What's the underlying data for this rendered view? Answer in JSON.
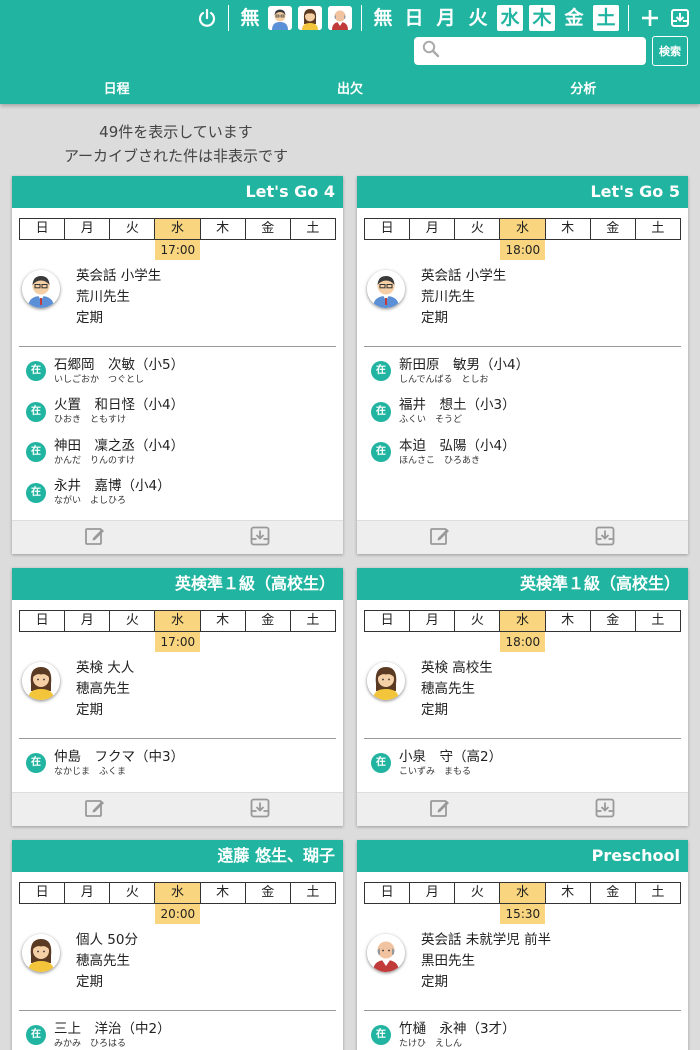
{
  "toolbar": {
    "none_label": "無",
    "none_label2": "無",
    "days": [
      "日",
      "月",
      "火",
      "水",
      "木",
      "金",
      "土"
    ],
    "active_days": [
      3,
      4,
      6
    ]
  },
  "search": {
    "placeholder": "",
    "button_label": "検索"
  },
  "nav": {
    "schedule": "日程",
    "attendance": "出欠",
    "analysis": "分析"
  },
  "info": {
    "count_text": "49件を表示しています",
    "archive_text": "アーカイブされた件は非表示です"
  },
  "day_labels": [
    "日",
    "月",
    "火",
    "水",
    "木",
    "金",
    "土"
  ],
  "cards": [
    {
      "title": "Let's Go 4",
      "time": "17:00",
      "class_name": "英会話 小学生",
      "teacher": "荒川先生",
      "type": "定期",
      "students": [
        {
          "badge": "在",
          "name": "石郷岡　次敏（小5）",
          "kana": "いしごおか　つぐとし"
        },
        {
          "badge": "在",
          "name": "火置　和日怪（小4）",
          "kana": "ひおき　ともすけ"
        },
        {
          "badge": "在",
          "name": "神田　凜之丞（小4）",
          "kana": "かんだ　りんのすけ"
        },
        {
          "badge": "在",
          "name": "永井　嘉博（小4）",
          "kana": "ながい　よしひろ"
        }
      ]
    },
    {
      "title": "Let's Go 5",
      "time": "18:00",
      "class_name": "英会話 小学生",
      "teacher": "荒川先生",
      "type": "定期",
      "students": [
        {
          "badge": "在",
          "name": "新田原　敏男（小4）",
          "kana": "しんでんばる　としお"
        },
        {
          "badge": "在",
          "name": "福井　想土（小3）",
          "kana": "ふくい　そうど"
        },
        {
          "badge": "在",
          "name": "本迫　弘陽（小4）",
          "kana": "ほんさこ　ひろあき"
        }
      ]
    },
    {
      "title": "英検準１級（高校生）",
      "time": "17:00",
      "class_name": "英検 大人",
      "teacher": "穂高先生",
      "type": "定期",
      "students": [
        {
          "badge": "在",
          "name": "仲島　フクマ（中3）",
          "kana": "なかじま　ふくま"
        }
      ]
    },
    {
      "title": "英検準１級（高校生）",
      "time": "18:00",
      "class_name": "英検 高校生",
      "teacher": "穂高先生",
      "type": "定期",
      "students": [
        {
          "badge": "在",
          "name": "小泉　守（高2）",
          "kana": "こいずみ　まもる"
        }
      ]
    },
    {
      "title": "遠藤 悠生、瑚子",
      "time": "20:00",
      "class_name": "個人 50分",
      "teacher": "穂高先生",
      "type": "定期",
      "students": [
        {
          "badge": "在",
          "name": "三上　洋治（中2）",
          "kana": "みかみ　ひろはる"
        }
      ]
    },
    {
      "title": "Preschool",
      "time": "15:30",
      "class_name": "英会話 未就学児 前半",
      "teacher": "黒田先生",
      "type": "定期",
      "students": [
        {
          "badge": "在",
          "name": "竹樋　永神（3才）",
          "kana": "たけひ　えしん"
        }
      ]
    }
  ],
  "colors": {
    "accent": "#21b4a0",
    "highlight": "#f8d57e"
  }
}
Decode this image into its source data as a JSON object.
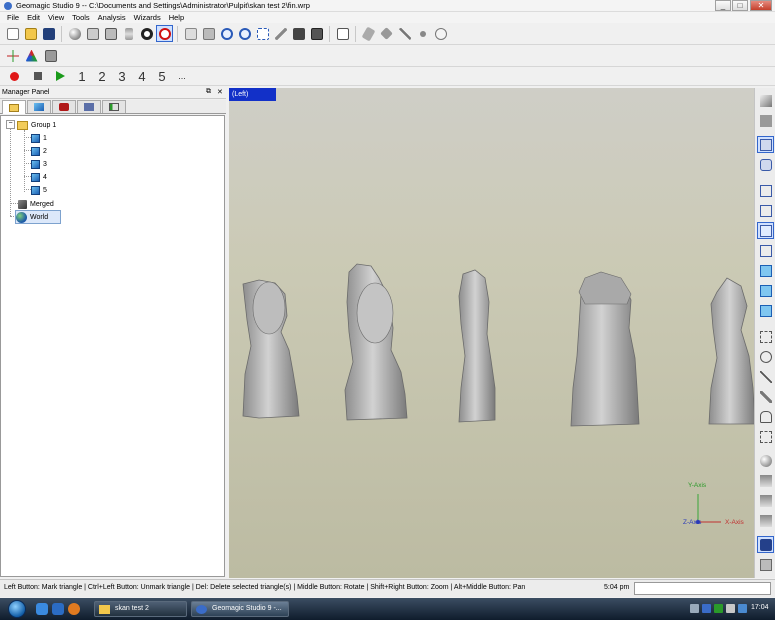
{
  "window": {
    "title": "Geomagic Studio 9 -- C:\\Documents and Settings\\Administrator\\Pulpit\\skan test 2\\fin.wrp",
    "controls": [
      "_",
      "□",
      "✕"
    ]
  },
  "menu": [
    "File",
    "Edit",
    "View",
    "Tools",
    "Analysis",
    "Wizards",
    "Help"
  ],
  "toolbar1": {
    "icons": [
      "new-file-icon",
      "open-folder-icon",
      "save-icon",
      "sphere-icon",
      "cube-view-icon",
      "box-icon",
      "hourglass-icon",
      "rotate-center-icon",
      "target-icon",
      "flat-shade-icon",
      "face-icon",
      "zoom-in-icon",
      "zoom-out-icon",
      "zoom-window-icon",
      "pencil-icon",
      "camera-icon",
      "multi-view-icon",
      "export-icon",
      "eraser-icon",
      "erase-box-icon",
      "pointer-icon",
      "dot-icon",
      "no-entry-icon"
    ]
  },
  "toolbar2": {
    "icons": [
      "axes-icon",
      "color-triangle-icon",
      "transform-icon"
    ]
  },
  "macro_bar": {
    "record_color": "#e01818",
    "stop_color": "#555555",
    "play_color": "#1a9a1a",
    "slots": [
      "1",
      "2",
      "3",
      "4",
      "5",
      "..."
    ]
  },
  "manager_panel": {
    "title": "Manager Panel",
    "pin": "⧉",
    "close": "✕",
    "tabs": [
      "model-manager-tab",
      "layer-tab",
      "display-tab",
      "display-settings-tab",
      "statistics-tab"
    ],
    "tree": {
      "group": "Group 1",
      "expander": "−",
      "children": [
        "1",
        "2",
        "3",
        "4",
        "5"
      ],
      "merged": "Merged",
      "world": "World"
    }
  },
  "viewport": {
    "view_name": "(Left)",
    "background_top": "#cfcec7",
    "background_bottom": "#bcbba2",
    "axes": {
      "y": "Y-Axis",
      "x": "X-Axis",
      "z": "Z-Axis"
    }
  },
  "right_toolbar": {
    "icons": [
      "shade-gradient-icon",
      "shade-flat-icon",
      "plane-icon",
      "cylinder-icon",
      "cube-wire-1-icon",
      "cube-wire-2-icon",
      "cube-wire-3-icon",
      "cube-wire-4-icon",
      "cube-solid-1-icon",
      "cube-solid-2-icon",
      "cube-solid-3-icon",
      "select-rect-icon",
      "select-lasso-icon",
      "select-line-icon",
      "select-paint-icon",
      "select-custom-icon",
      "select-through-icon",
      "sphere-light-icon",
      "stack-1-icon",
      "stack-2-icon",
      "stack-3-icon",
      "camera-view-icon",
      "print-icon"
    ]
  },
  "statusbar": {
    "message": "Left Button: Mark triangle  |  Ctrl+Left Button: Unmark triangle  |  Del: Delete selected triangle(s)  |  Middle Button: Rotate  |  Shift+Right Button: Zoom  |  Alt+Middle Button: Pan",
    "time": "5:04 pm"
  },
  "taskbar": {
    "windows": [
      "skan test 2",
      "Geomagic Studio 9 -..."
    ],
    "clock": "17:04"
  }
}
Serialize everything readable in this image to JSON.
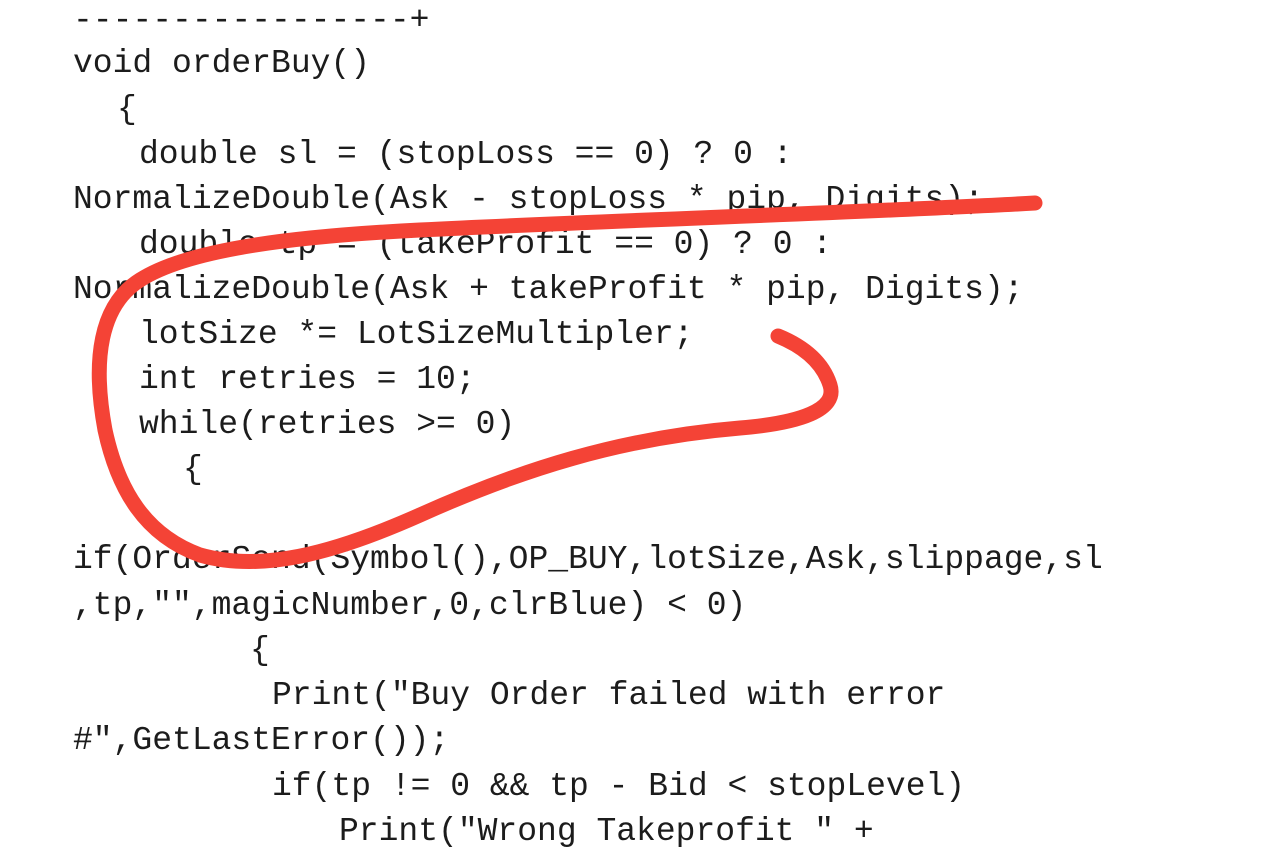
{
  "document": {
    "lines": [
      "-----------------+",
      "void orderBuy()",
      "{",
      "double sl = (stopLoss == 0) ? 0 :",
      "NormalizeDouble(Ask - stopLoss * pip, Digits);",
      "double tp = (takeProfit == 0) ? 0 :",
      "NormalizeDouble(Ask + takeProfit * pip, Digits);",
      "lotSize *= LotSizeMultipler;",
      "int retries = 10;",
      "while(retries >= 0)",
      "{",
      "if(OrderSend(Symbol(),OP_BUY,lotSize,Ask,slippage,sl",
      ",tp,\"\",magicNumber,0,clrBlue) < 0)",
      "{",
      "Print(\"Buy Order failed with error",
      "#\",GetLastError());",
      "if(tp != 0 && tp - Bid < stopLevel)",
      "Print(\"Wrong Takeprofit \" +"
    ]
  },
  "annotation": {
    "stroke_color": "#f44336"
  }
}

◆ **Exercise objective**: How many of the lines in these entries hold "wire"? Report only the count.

◆ **Result below**: 4